We began by asking two questions: (1) what does overwhelm feel like? and (2) what does steadiness feel like? People described overwhelm as feeling heavy, fast-paced, nonstop, frantic, uneasy, and frenzied. In contrast, steadiness felt like focused, contentment, peaceful, and grounded.
Next, everyone set a personal intention, a word or phrase that embodied the ideas of steadiness and ease. When we bring intention (sankalpa) to our poses, we amplify their innate power to steady and synchronize our minds and bodies.
Similarly, when we practice intention setting off the mat, we call to mind our heartfelt desires and place our attention on what we want to create in our lives.
With intentions set, we began our asana practice. I taught a 40-minute vinyasa practice. As we flowed from pose to pose, I asked students multiple times to use the power of their intention to find steadiness in challenging poses.
If we can train ourselves to breathe and use intention during uncomfortable and challenging moments on our mats, I believe we can also learn to do so in our fast-paced and often frenzied lives.
As we built heat and the students moved together to the rhythm of their breath, a collective energy of steadiness filled the room. I could not help but feel my own sense of ease and steadiness flourish as the beautiful energy in the room expanded. My students looked calm, focused, and grounded. We were steady.
After a heat-building standing practice, Colleen led a purifying yin practice. As students held each pose for 2 minutes, Colleen spoke about sukha. She guided the class to release into each pose with as much ease as possible, and she challenged everyone to stay in the pose despite physical or mental discomfort.

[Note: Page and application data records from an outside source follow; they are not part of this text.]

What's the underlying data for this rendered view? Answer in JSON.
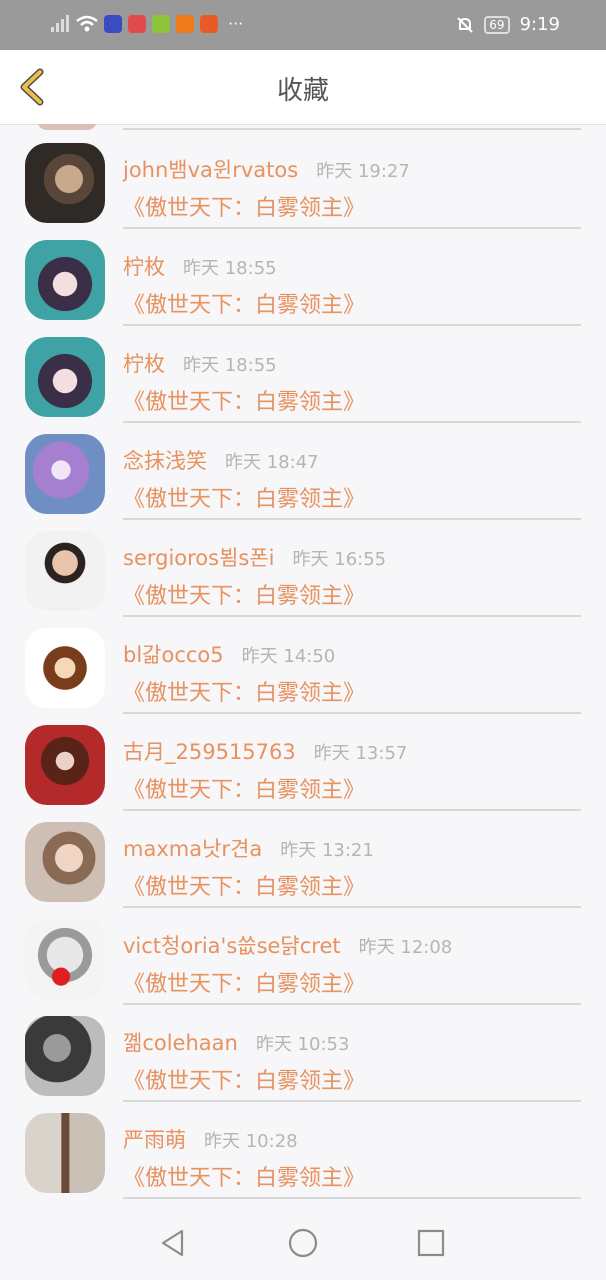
{
  "status_bar": {
    "time": "9:19",
    "battery": "69",
    "more": "···"
  },
  "header": {
    "title": "收藏",
    "back_icon": "chevron-left-icon",
    "accent": "#e8c04a"
  },
  "colors": {
    "name": "#e7925f",
    "time": "#b5b5b5",
    "divider": "#d8d8d8"
  },
  "items": [
    {
      "name": "john뱀va윈rvatos",
      "time": "昨天 19:27",
      "book": "《傲世天下：白雾领主》"
    },
    {
      "name": "柠枚",
      "time": "昨天 18:55",
      "book": "《傲世天下：白雾领主》"
    },
    {
      "name": "柠枚",
      "time": "昨天 18:55",
      "book": "《傲世天下：白雾领主》"
    },
    {
      "name": "念抹浅笑",
      "time": "昨天 18:47",
      "book": "《傲世天下：白雾领主》"
    },
    {
      "name": "sergioros뵘s폰i",
      "time": "昨天 16:55",
      "book": "《傲世天下：白雾领主》"
    },
    {
      "name": "bl갊occo5",
      "time": "昨天 14:50",
      "book": "《傲世天下：白雾领主》"
    },
    {
      "name": "古月_259515763",
      "time": "昨天 13:57",
      "book": "《傲世天下：白雾领主》"
    },
    {
      "name": "maxma낫r견a",
      "time": "昨天 13:21",
      "book": "《傲世天下：白雾领主》"
    },
    {
      "name": "vict청oria's씂se댥cret",
      "time": "昨天 12:08",
      "book": "《傲世天下：白雾领主》"
    },
    {
      "name": "꼚colehaan",
      "time": "昨天 10:53",
      "book": "《傲世天下：白雾领主》"
    },
    {
      "name": "严雨萌",
      "time": "昨天 10:28",
      "book": "《傲世天下：白雾领主》"
    }
  ]
}
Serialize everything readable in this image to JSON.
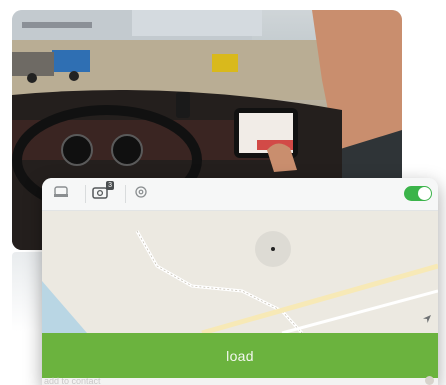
{
  "toolbar": {
    "icons": [
      "truck-icon",
      "camera-badge-icon",
      "gear-icon"
    ],
    "camera_badge_count": "3",
    "toggle_on": true
  },
  "main": {
    "load_label": "load"
  },
  "footer": {
    "status_text": "add to contact"
  },
  "colors": {
    "accent_green": "#6bb33e",
    "toggle_green": "#3bb44a",
    "map_background": "#ece9e1"
  }
}
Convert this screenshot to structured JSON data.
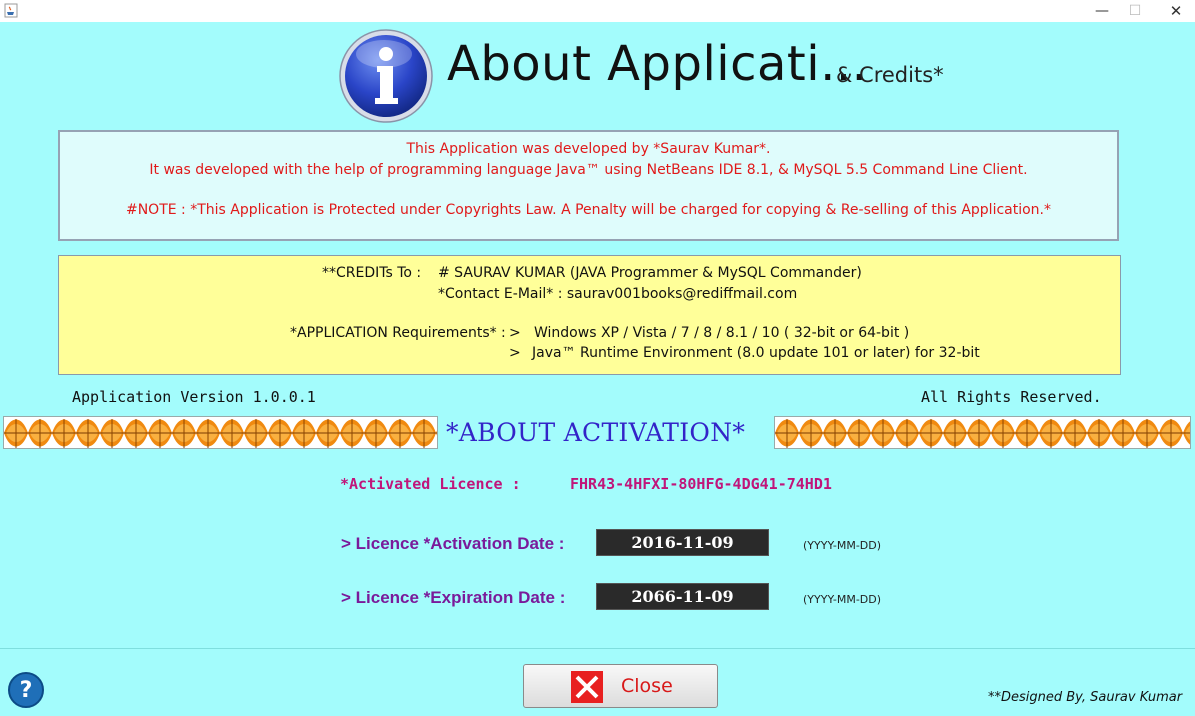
{
  "window": {
    "app_icon": "java-cup-icon",
    "minimize": "—",
    "maximize": "☐",
    "close": "✕"
  },
  "header": {
    "icon": "info-icon",
    "title": "About Applicati...",
    "credits": "& Credits*"
  },
  "developer_note": {
    "line1": "This Application was developed by *Saurav Kumar*.",
    "line2": "It was developed with the help of programming language Java™ using NetBeans IDE 8.1, & MySQL 5.5 Command Line Client.",
    "note": "#NOTE : *This Application is Protected under Copyrights Law.  A Penalty will be charged for copying & Re-selling of this Application.*"
  },
  "credits": {
    "label": "**CREDITs To :",
    "name": "# SAURAV  KUMAR  (JAVA Programmer & MySQL Commander)",
    "contact": "*Contact  E-Mail* : saurav001books@rediffmail.com",
    "requirements_label": "*APPLICATION Requirements* :",
    "req1_marker": ">",
    "req1": "Windows XP / Vista / 7 / 8 / 8.1 / 10   ( 32-bit or 64-bit )",
    "req2_marker": ">",
    "req2": "Java™ Runtime Environment (8.0 update 101 or later)  for 32-bit"
  },
  "footer_info": {
    "version": "Application Version 1.0.0.1",
    "rights": "All Rights Reserved."
  },
  "activation": {
    "title": "*ABOUT ACTIVATION*",
    "licence_label": "*Activated Licence  :",
    "licence_key": "FHR43-4HFXI-80HFG-4DG41-74HD1",
    "activation_label": "> Licence *Activation Date :",
    "activation_date": "2016-11-09",
    "activation_format": "(YYYY-MM-DD)",
    "expiration_label": "> Licence *Expiration Date :",
    "expiration_date": "2066-11-09",
    "expiration_format": "(YYYY-MM-DD)"
  },
  "bottom": {
    "help_icon": "?",
    "close_label": "Close",
    "designed_by": "**Designed By, Saurav Kumar"
  },
  "colors": {
    "background": "#a3fcfc",
    "dev_text": "#e01a1a",
    "credits_bg": "#ffff99",
    "activation_title": "#3324c8",
    "licence": "#c0157a",
    "date_label": "#7a1a9a"
  }
}
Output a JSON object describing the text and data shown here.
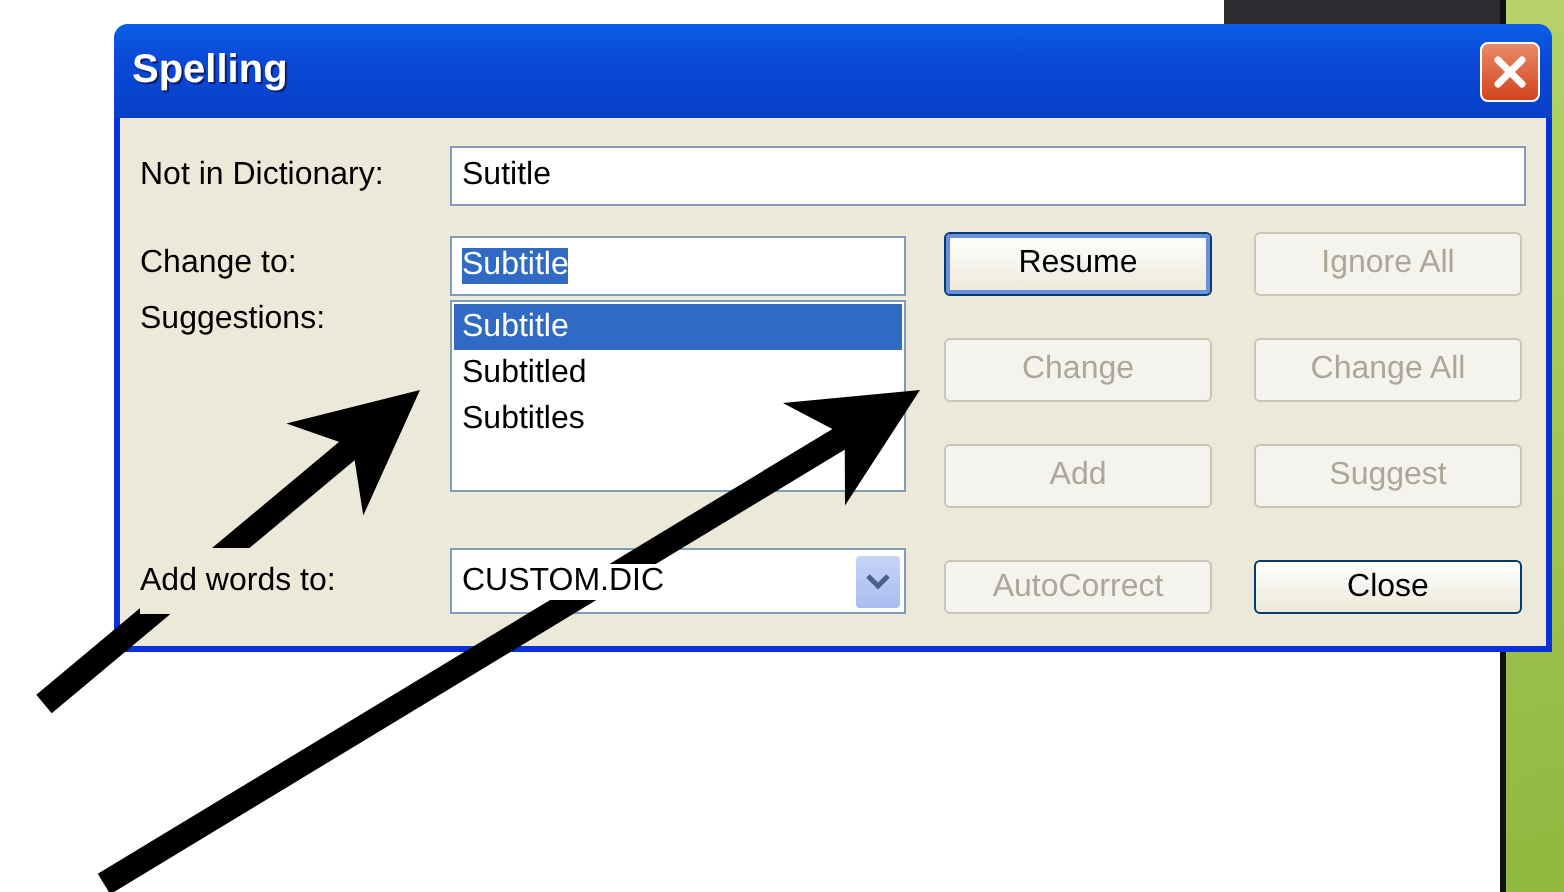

If on our mats we can practice not running from discomfort but rather find a way to rest easy in it, then we can learn to do the same in overwhelming moments. If we can remember our breath and intention, we have a chance of calming overwhelm and redirecting our energy toward steadiness and ease.
After a restful savasana, we all came together, seated and hands at heart center. In silence, we enjoyed a moment of steadiness and ease. The sun had set and the room was dim but also bright with the communal energy we created and shared during our 2 hours together.
Colleen and I closed the workshop with the gift of grounding stones for each student. Although intention setting is a fantastic tool for grounding in overwhelming moments, sometimes life is so full, so stressful, and so overwhelming, that it is not easy to think straight. Accessing the wherewithal to set and then hold an intention does not always feel possible (although, with much practice I believe it is).
For those moments when we can't hold an intention in our minds, grounding stones allow us to hold an intention in our hands—literally. We invited the students to symbolically place their intention in their stone and carry it with them when overwhelming moments make it difficult to hold a positive thought in their minds. For me personally, my grounding stone is a tangible reminder of my innate goodness and strengths.
When the workshop was over, I was filled with gratitude for the opportunity to share yoga with the Shine community. Co-teaching with one of my closest friends was a special and unforgettable experience.
It is my hope that everyone who attended our workshop feels a touch more steady today, that they are moving through their day with ease, and that they have a new appreciation for their innate power to practice sthira and sukha in their lives.
Keep shining, Shine!
Do you want to learn more about the yogic concepts of sthira and sukha? Read this article by Yoga International.
Colleen and I will be teaching this workshop at Twisters Wellness Center in Erdenheim, PA, in January. I hope you will join us! Learn more and register.